Extracted records
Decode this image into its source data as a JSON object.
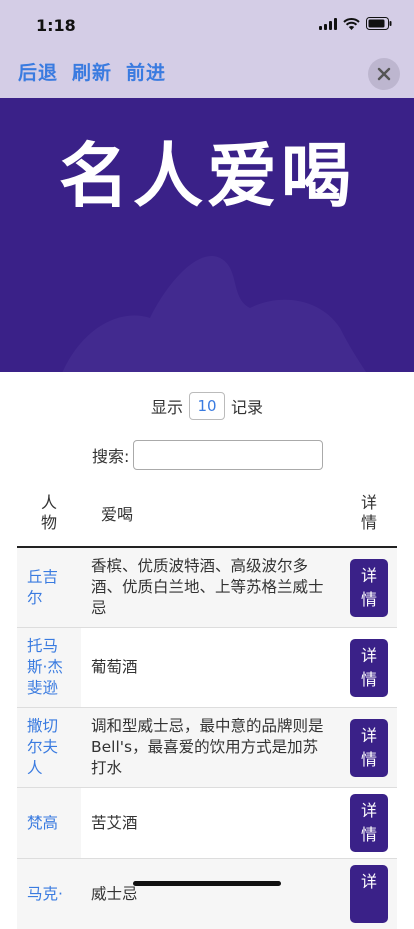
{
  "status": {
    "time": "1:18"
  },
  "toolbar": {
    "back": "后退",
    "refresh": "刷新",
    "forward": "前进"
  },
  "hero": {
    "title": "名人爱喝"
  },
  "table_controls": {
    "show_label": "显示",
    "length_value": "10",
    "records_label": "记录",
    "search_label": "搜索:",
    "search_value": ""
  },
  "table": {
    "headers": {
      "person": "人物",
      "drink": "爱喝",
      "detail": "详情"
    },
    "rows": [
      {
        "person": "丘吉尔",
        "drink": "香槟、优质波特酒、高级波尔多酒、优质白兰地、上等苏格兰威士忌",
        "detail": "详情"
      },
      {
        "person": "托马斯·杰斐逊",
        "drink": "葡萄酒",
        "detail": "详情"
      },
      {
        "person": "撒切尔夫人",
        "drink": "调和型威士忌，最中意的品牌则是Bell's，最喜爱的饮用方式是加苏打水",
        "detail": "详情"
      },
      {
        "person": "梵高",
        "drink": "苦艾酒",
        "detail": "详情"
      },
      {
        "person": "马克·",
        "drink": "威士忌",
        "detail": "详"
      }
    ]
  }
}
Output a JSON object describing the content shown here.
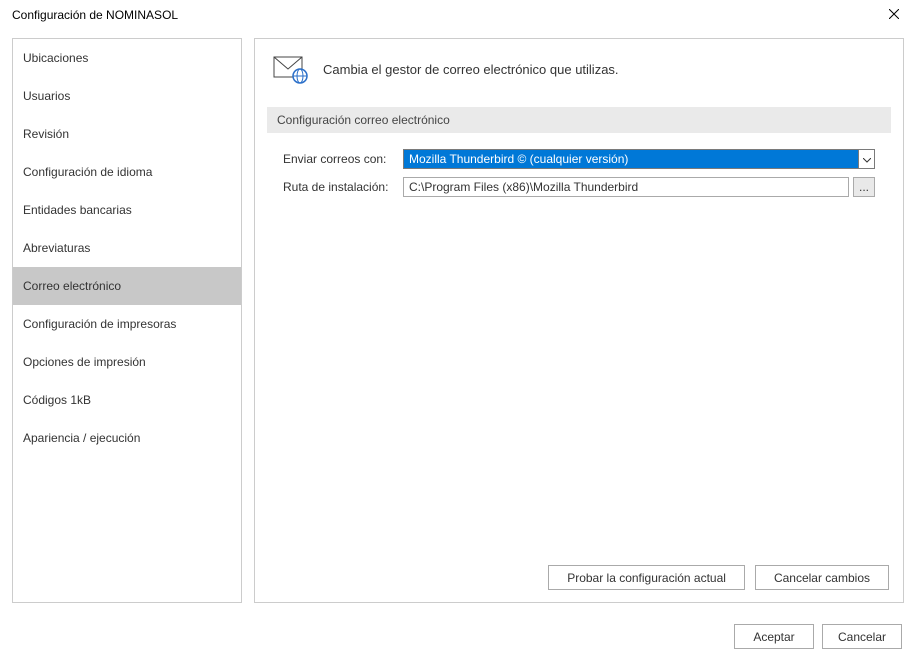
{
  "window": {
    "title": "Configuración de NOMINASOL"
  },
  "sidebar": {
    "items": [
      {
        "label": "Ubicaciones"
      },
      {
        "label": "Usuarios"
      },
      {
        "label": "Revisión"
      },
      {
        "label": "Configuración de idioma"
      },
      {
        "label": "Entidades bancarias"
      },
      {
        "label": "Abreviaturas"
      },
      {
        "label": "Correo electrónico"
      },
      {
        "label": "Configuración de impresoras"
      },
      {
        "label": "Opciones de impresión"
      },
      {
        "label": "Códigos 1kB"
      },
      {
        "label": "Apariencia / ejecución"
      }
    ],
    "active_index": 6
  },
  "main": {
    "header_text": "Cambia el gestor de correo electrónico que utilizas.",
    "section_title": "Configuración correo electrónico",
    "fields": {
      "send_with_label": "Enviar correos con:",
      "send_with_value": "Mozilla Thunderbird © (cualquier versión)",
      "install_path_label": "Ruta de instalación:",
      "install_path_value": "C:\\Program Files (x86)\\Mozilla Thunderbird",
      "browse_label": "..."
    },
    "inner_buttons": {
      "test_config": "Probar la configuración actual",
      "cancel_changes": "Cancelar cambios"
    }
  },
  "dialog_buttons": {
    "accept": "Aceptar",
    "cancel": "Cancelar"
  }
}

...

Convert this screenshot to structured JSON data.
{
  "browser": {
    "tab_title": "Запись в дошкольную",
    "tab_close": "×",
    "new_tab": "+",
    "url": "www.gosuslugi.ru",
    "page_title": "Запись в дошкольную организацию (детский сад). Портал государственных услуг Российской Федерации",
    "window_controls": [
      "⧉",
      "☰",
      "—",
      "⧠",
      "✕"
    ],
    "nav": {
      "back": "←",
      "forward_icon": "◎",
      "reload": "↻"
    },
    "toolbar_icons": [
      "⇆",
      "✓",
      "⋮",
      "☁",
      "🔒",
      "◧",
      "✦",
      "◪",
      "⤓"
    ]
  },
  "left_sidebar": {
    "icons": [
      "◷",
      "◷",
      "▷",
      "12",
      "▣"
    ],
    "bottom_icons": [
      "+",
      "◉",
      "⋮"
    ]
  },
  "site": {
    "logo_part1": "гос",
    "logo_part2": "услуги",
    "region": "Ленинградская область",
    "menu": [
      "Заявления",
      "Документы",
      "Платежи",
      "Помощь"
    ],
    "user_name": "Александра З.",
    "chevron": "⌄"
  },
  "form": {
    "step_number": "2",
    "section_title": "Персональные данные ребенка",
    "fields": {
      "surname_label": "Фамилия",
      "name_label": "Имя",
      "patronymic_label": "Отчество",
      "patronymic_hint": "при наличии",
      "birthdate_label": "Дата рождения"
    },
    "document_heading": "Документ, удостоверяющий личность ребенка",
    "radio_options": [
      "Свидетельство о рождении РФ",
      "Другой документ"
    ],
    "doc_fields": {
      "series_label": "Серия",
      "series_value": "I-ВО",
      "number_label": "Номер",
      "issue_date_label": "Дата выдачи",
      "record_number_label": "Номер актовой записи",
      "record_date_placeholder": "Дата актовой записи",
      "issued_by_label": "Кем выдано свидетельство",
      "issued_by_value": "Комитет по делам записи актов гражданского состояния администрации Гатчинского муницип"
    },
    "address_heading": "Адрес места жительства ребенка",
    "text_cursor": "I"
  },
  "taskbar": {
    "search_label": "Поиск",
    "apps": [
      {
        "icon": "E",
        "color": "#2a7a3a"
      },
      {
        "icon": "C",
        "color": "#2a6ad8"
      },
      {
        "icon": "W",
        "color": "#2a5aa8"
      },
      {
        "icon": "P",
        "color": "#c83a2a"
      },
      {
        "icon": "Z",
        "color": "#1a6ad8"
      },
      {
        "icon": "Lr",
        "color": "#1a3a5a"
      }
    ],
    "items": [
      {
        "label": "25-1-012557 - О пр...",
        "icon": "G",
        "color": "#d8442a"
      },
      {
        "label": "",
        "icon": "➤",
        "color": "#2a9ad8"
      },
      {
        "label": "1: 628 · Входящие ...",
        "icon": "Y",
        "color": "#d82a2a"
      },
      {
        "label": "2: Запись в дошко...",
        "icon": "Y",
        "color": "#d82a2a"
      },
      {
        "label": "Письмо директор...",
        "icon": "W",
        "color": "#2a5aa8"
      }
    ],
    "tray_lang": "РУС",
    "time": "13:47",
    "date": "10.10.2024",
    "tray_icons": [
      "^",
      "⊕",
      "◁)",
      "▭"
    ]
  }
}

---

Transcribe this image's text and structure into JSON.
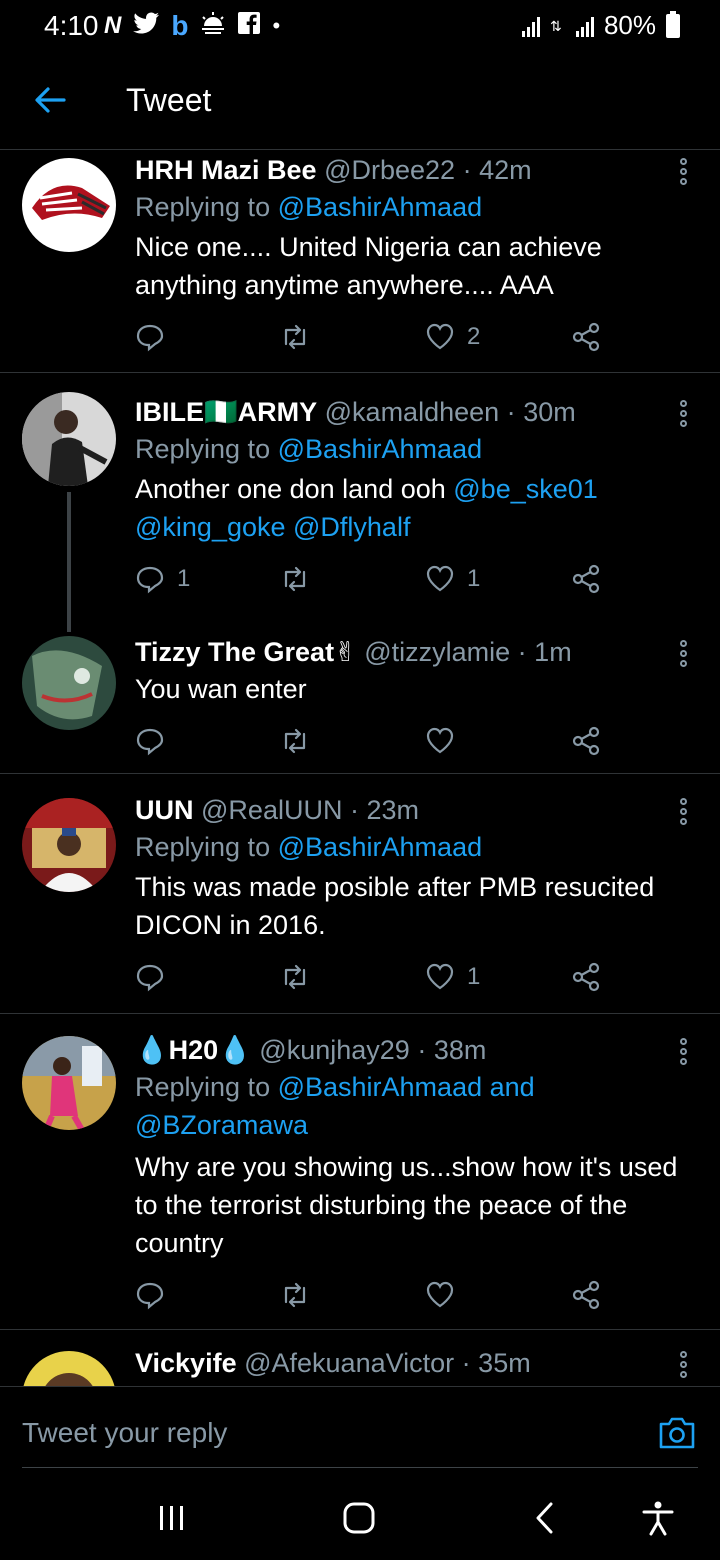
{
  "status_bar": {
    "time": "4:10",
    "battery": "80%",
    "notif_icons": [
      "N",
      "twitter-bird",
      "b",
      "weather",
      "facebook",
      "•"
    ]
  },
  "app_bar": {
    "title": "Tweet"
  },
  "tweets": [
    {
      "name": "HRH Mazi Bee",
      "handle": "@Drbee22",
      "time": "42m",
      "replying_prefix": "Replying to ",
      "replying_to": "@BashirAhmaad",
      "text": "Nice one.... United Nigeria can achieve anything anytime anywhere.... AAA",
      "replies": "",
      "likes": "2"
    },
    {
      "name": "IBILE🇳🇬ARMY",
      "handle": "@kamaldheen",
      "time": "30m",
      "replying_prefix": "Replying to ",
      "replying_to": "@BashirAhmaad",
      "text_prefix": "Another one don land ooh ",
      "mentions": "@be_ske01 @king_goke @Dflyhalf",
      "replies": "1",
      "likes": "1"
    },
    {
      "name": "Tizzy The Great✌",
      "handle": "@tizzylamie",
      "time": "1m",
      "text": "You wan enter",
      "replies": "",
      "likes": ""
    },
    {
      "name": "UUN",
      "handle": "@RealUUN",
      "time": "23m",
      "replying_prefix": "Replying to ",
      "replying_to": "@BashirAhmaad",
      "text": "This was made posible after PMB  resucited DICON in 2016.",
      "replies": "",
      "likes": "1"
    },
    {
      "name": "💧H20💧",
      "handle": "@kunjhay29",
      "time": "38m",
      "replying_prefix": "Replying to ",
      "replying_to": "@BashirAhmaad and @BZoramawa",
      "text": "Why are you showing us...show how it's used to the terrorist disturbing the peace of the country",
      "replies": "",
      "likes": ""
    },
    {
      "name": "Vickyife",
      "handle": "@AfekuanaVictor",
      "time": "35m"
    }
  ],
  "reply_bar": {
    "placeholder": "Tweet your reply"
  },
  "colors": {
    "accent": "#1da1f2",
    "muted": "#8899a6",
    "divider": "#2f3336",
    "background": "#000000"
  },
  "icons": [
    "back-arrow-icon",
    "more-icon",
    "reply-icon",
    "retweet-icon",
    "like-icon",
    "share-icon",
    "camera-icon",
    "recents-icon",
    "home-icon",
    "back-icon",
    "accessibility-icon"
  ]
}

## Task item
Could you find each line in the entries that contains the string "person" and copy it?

## Expected answer
      "person": "人物",
        "person": "丘吉尔",
        "person": "托马斯·杰斐逊",
        "person": "撒切尔夫人",
        "person": "梵高",
        "person": "马克·",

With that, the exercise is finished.